Questions Arise About Internet Gambling

Several states have rushed to gain a foothold in the online gambling industry in the United States. As recently as a few years ago the federal government vigorously prosecuted violators. The most famous case is probably that of ‘Black Friday’ which took place on April 15th 2011. The federal government seized the domains of three of the largest online poker sites and froze all of their bank accounts essentially freezing the accounts of players. Eventually the players got their money back. The federal government no longer views internet gambling as a crime.

The Obama administration has taken a more liberal stance on internet gambling. In December 2011 the department of justice said in an opinion that internet gambling does not violate the 1961 wire act and the only form of gambling prohibited is sportsbetting. Thanks to this opinion several states have already made plans to provide online gambling services to residents. Delaware, Nevada and New Jersey will have gambling sites up and running this year. The Rev. Richard McGowan of Boston College, who studies legalized gambling, said that New Jersey is eager to reap the tax benefits from internet gambling.

McGowan said that the infrastructure and logistics of internet gambling are still being worked out. McGowan stated “I’m just wondering who is going to be running it? How are they going to be regulated? How much are the states going to be willing to spend to regulate this stuff? It’s going to be a good question.” There are also technical questions about internet gambling. Most of these can be answered by European and British gaming firms that have extensive experience in the internet gaming industry.

Since New Jersey is going to limit interactive gambling to people physically located in the state companies that set up sites in New Jersey will have to develop ways to keep out of staters from accessing the games. Casino companies say that the technology to enforce the in state rule already exists. The law in New Jersey says that problem gambling must be addressed. Donald Weinbaum, executive director at the Council of Compulsive Gambling of New Jersey, said that internet gambling will make it easier for problem gamblers to feed their addiction. Weinbaum told reporters “Compulsive gamblers usually [are] looking for action and being able to play anytime, anyplace, maybe being able to play on multiple sites at one time, play in the car,” Weinbaum says. “There’s a certain appeal to that.”

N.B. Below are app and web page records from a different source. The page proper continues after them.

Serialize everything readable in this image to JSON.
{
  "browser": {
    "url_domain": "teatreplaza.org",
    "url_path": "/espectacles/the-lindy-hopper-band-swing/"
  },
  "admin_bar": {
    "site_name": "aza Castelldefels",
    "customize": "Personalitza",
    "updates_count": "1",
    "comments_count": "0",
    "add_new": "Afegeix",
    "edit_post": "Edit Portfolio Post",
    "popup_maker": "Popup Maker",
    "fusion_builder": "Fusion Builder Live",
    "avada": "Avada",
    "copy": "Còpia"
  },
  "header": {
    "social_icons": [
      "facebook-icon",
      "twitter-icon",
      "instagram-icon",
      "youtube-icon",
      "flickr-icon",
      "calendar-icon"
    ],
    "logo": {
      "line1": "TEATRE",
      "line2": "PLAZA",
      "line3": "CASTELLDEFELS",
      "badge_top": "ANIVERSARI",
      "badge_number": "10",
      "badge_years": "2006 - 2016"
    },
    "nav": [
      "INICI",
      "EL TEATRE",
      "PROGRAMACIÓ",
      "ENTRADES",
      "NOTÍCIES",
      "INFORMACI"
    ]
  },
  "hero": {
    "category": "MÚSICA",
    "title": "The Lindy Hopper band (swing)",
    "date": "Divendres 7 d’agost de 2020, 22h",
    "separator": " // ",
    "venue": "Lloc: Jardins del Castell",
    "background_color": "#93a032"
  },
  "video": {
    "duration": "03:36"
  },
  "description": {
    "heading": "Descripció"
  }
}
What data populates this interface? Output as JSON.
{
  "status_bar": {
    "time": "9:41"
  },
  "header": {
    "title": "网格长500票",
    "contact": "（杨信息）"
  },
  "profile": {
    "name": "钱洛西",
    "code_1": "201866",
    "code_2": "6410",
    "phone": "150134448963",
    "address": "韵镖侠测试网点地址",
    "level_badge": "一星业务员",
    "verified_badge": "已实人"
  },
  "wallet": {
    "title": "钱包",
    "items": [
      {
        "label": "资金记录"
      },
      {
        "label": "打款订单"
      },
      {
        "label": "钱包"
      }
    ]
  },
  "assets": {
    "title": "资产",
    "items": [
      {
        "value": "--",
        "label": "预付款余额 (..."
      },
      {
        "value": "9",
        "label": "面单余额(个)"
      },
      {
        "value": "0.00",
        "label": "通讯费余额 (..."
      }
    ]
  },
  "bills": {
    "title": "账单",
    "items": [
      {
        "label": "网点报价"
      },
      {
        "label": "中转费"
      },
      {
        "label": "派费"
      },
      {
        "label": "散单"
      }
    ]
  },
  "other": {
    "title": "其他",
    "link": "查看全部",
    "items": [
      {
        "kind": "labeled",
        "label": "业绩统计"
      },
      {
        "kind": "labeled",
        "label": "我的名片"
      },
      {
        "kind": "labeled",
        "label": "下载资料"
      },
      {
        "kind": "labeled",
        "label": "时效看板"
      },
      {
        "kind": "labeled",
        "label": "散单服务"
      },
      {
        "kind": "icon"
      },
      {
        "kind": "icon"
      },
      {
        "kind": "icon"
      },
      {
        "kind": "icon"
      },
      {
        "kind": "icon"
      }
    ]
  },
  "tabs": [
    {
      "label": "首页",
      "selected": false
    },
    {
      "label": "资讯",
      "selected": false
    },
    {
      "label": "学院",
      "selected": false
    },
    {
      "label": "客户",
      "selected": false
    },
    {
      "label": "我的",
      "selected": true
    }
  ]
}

In Europe the technology already exists to identify problem gamblers and most gaming sites have a self-exclusion option and players can also limit the amounts they are allowed to spend during gaming sessions. McGowan said that struggling Atlantic City casinos see internet gambling as a new revenue stream. McGowan said “Their newest casino just went bankrupt,” McGowan says. “Two of their other casinos got sold for less than $20 million. Atlantic City is in real trouble, so Christie is trying to do anything right now to save Atlantic City.” Casinos are hoping they can lure online players back to casinos. Only time will tell.